It’s a bad year for Christopher Columbus. Seattle just announced that the city is changing Columbus Day to Indigenous Peoples Day, and now the identification of his flagship, the Santa Maria, is being called into question.
In 1492, Christopher Columbus sailed across the ocean with three ships but brought only two of them back home. The Santa Maria ran aground on Christmas that year, and its exact location was lost to history. As the Guardian reports, archaeologists have speculated for years as to whether the ship’s wreckage had disappeared into the sediment or been pushed out into the bay.
Earlier this year, archaeologists claimed to have found the wreck of the Santa Maria off the coast of Haiti, but a new report from UNESCO says that this particular wreck cannot be that of the Santa Maria.

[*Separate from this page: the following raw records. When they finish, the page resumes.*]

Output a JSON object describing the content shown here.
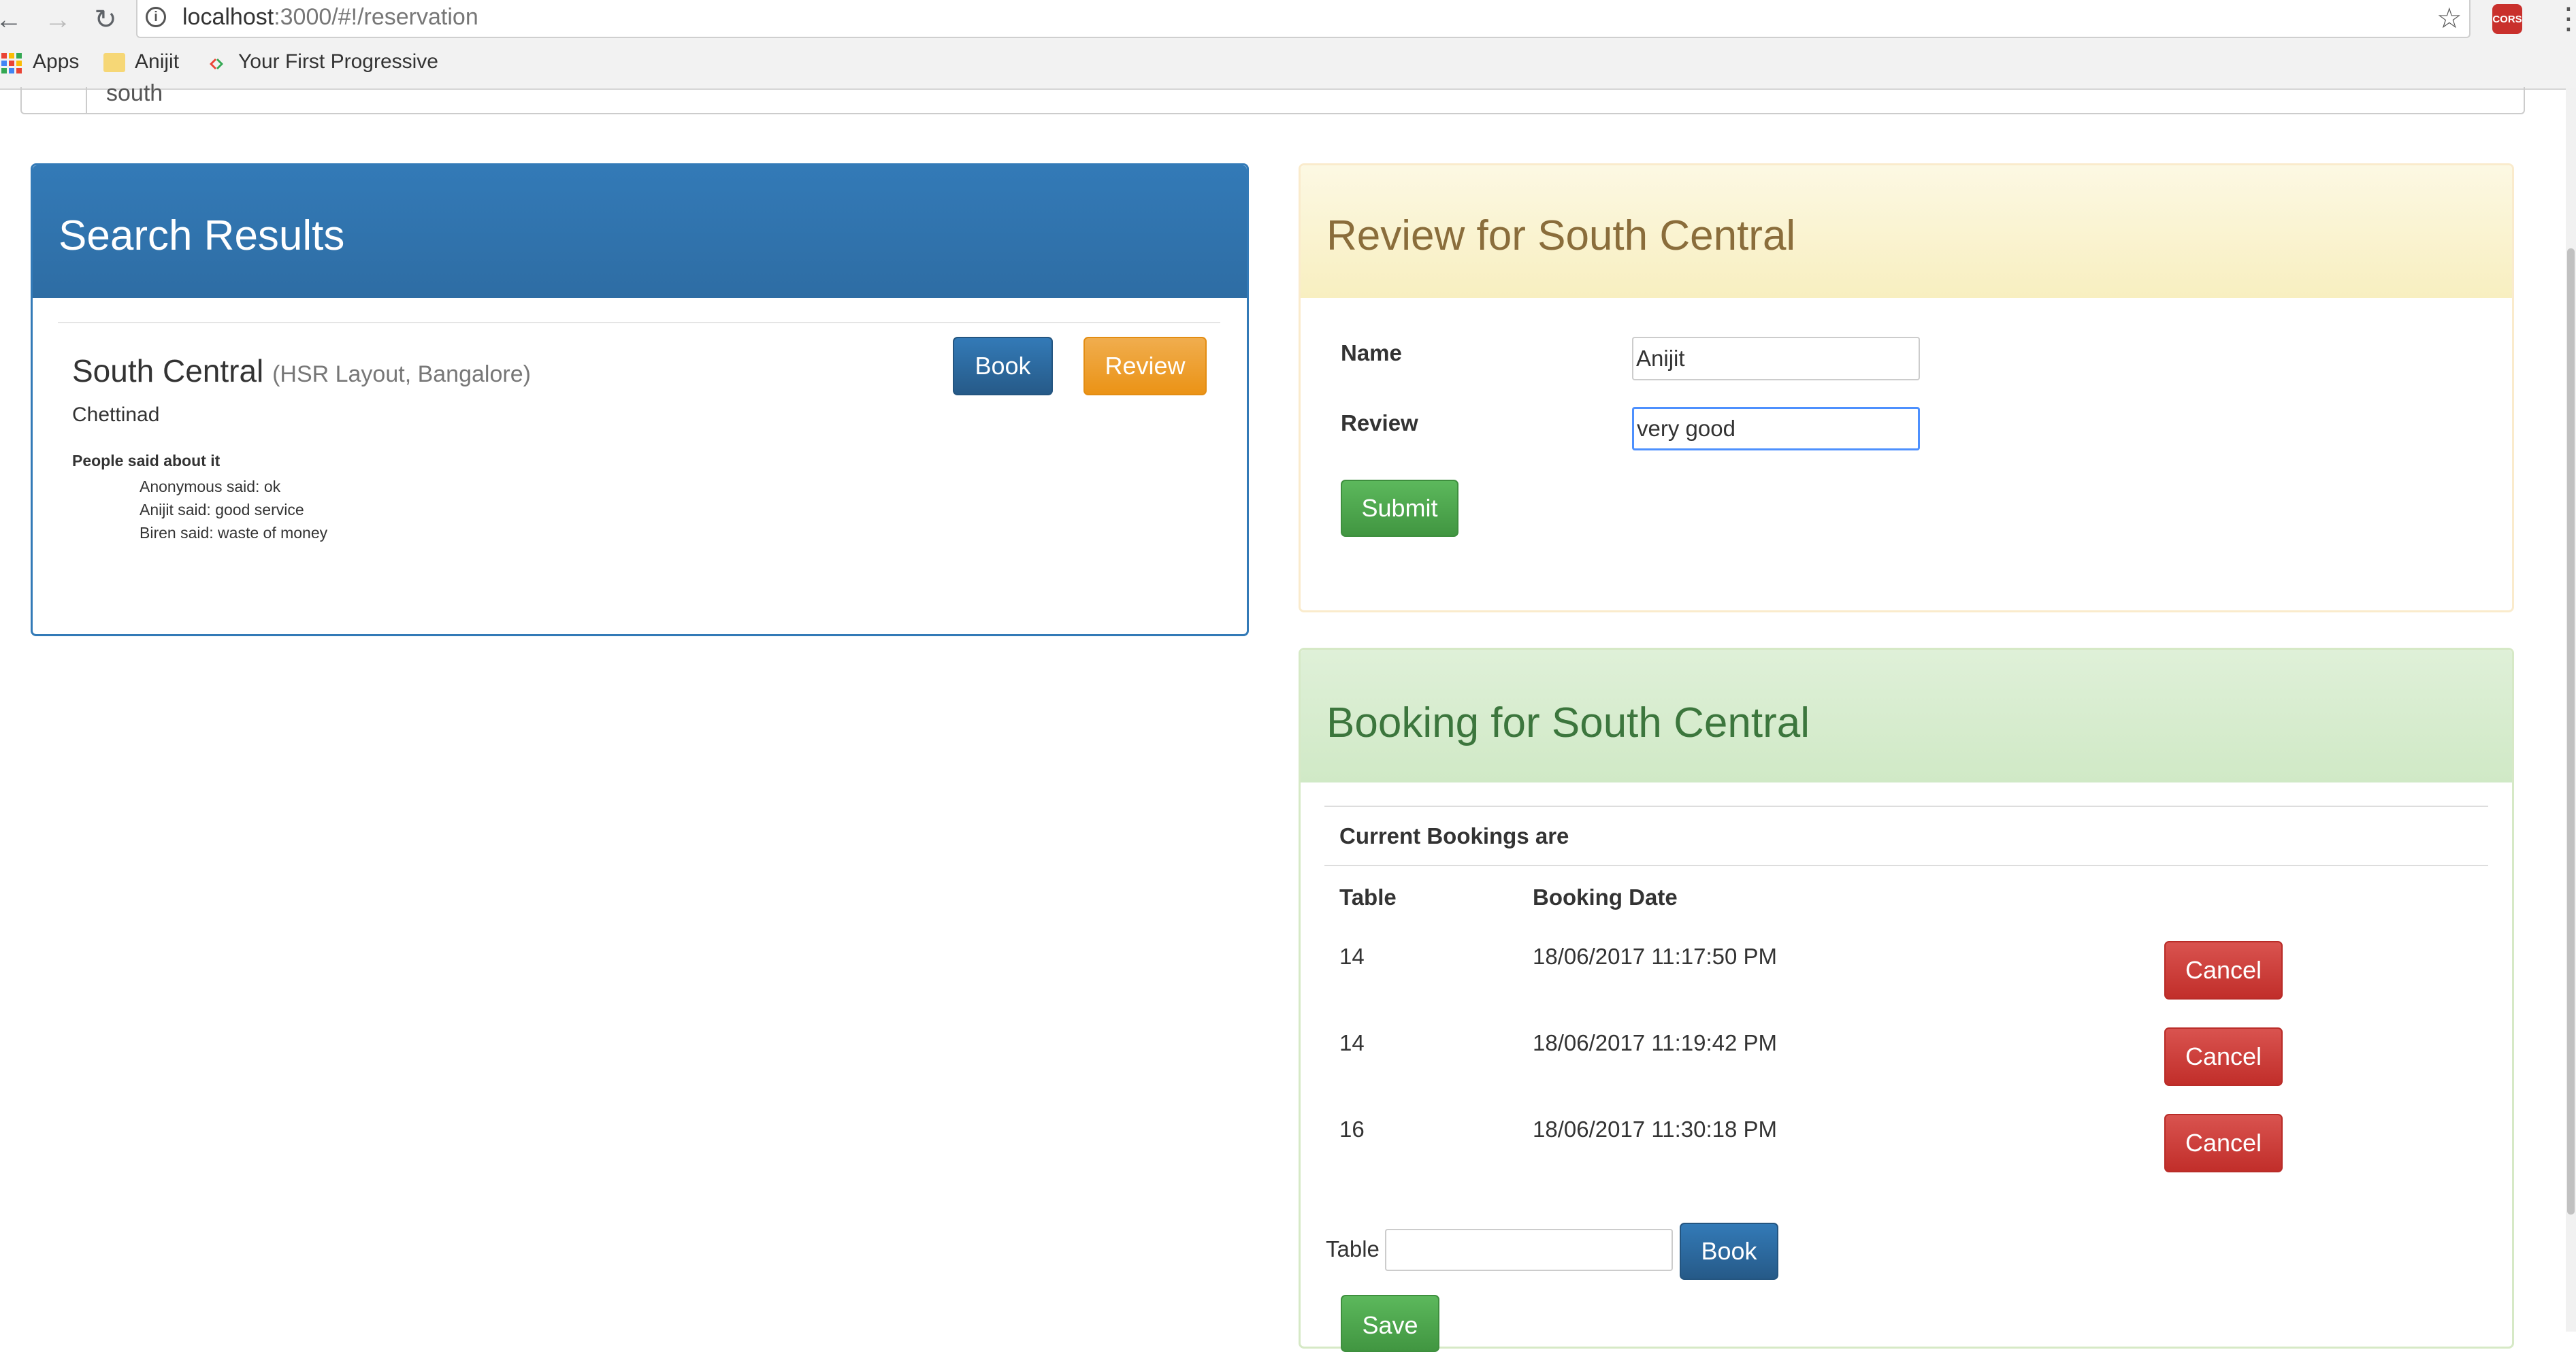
{
  "browser": {
    "url_host": "localhost",
    "url_path": ":3000/#!/reservation",
    "cors_badge": "CORS",
    "bookmarks": {
      "apps": "Apps",
      "folder": "Anijit",
      "page": "Your First Progressive"
    },
    "icons": [
      "back-icon",
      "forward-icon",
      "reload-icon",
      "info-icon",
      "star-icon",
      "menu-icon"
    ]
  },
  "search": {
    "value": "south",
    "icon": "search-icon"
  },
  "results": {
    "title": "Search Results",
    "restaurant": {
      "name": "South Central",
      "location": "(HSR Layout, Bangalore)",
      "cuisine": "Chettinad",
      "book_label": "Book",
      "review_label": "Review",
      "said_title": "People said about it",
      "reviews": [
        "Anonymous said: ok",
        "Anijit said: good service",
        "Biren said: waste of money"
      ]
    }
  },
  "review_form": {
    "title": "Review for South Central",
    "name_label": "Name",
    "name_value": "Anijit",
    "review_label": "Review",
    "review_value": "very good",
    "submit_label": "Submit"
  },
  "booking": {
    "title": "Booking for South Central",
    "current_label": "Current Bookings are",
    "columns": [
      "Table",
      "Booking Date"
    ],
    "rows": [
      {
        "table": "14",
        "date": "18/06/2017 11:17:50 PM",
        "action": "Cancel"
      },
      {
        "table": "14",
        "date": "18/06/2017 11:19:42 PM",
        "action": "Cancel"
      },
      {
        "table": "16",
        "date": "18/06/2017 11:30:18 PM",
        "action": "Cancel"
      }
    ],
    "table_label": "Table",
    "table_value": "",
    "book_label": "Book",
    "save_label": "Save"
  },
  "colors": {
    "primary": "#337ab7",
    "warning": "#f0ad4e",
    "success": "#5cb85c",
    "danger": "#d9534f",
    "review_heading": "#8a6d3b",
    "booking_heading": "#3c763d"
  }
}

Although the site is located in the general area where one would expect to find the Santa Maria based on contemporary accounts of Columbus’ first voyage, it is further away from shore than one should expect.
Furthermore, and even more conclusively, the fasteners found on the site indicate a technique of ship construction that dates the ship to the late 17th or 18th century rather than the 15th or 16th century. In addition, if artefact CV1-10 is indeed the remains of protective copper sheathing, than the ship could even not be dated to a time before the late 18th century.

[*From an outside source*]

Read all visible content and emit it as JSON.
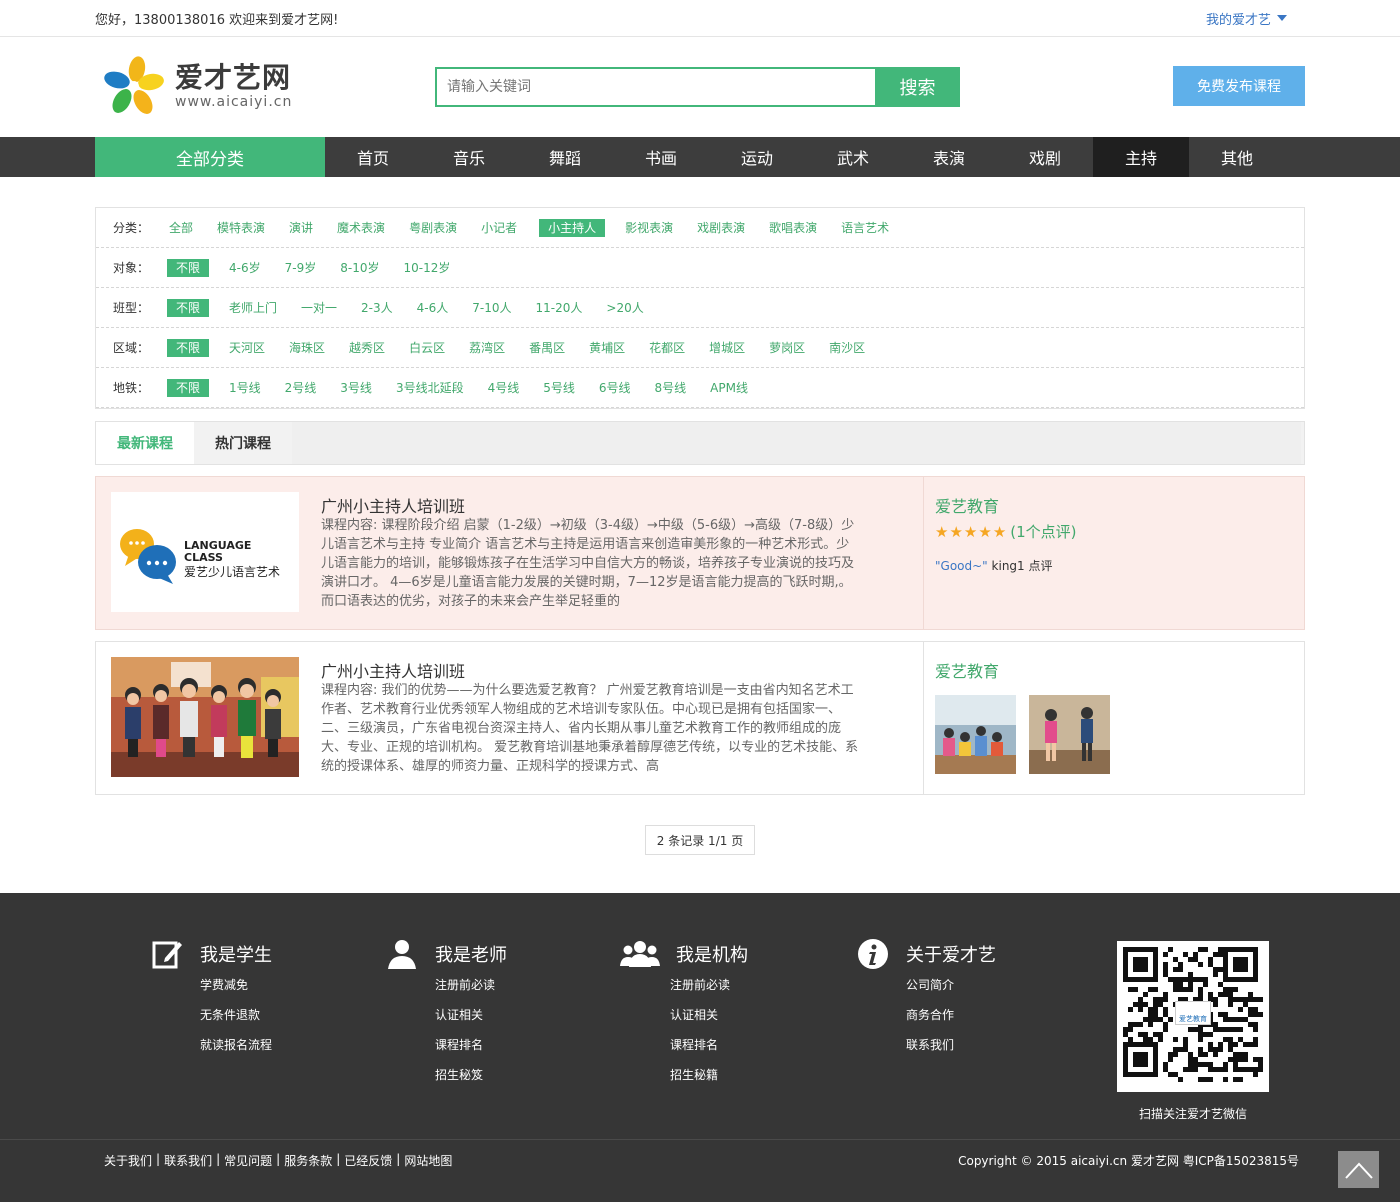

A few days before the UNESCO report was released, the AP reported that Barry Clifford, who had found and excavated the wreck site, was standing by his assertion that the wreck was the Santa Maria.

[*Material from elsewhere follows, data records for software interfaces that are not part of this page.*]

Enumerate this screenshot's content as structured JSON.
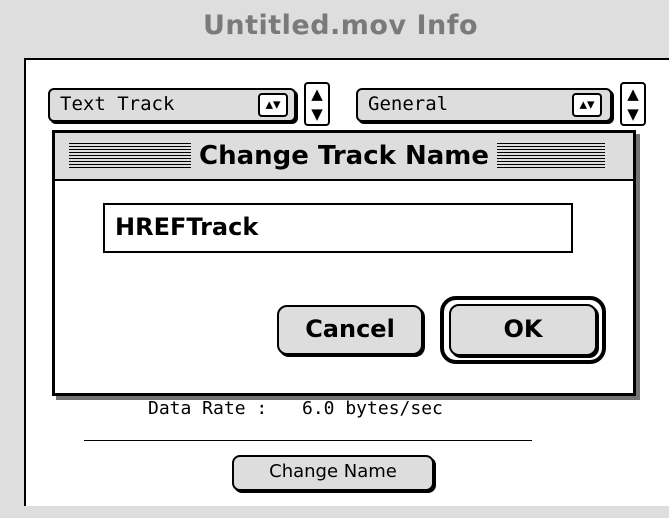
{
  "window": {
    "title": "Untitled.mov Info"
  },
  "track_popup": {
    "selected": "Text Track",
    "arrow": "▴▾"
  },
  "info_popup": {
    "selected": "General",
    "arrow": "▴▾"
  },
  "steppers": {
    "up": "▲",
    "down": "▼"
  },
  "dialog": {
    "title": "Change Track Name",
    "name_value": "HREFTrack",
    "cancel_label": "Cancel",
    "ok_label": "OK"
  },
  "info": {
    "data_rate_label": "Data Rate :",
    "data_rate_value": "6.0 bytes/sec"
  },
  "change_name_button": "Change Name",
  "colors": {
    "window_gray": "#dedede",
    "title_gray": "#7a7a7a",
    "button_gray": "#dddddd",
    "black": "#000000",
    "white": "#ffffff"
  }
}
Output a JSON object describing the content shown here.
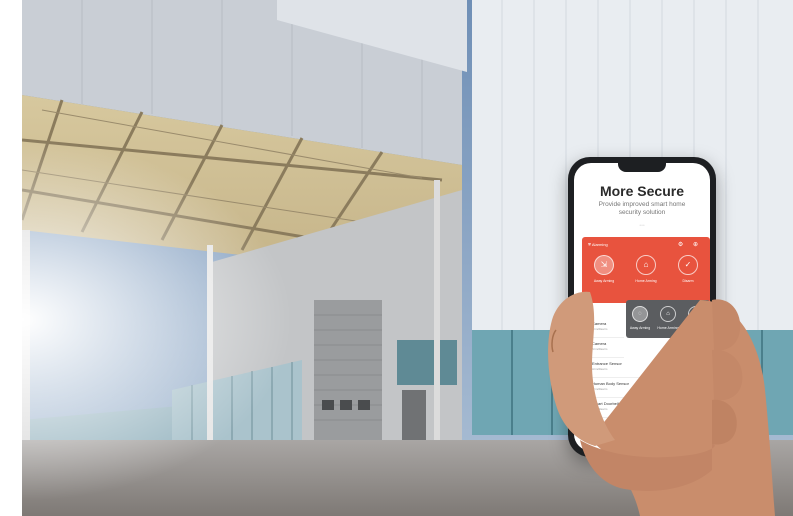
{
  "app": {
    "title": "More Secure",
    "subtitle": "Provide improved smart home security solution",
    "tiny_caption": "• • •",
    "alarm_label": "Alarming",
    "header_icons": "⚙ ⊕",
    "modes": [
      {
        "label": "Away Arming",
        "icon": "⇲",
        "active": true
      },
      {
        "label": "Home Arming",
        "icon": "⌂",
        "active": false
      },
      {
        "label": "Disarm",
        "icon": "✓",
        "active": false
      }
    ],
    "dark_modes": [
      {
        "label": "Away Arming",
        "icon": "◌",
        "active": true
      },
      {
        "label": "Home Arming",
        "icon": "⌂",
        "active": false
      },
      {
        "label": "Disarm",
        "icon": "✓",
        "active": false
      }
    ],
    "devices": [
      {
        "name": "Camera",
        "sub": "Arm/disarm",
        "status": "",
        "icon": "◎"
      },
      {
        "name": "Camera",
        "sub": "Arm/disarm",
        "status": "",
        "icon": "◎"
      },
      {
        "name": "Entrance Sensor",
        "sub": "Arm/disarm",
        "status": "Arm/disarm",
        "icon": "▯"
      },
      {
        "name": "Human Body Sensor",
        "sub": "Arm/disarm",
        "status": "Arm/disarm",
        "icon": "☺"
      },
      {
        "name": "Smart Doorbell Sensor",
        "sub": "Arm/disarm",
        "status": "",
        "icon": "◫"
      }
    ]
  },
  "colors": {
    "accent": "#e8533e",
    "dark_card": "#5b5d60",
    "phone_body": "#1d1f22"
  }
}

The UNESCO report does recommend that people keep searching for the remains of the Santa Maria and encourages the government of Haiti to take steps to protect the wrecks in the area.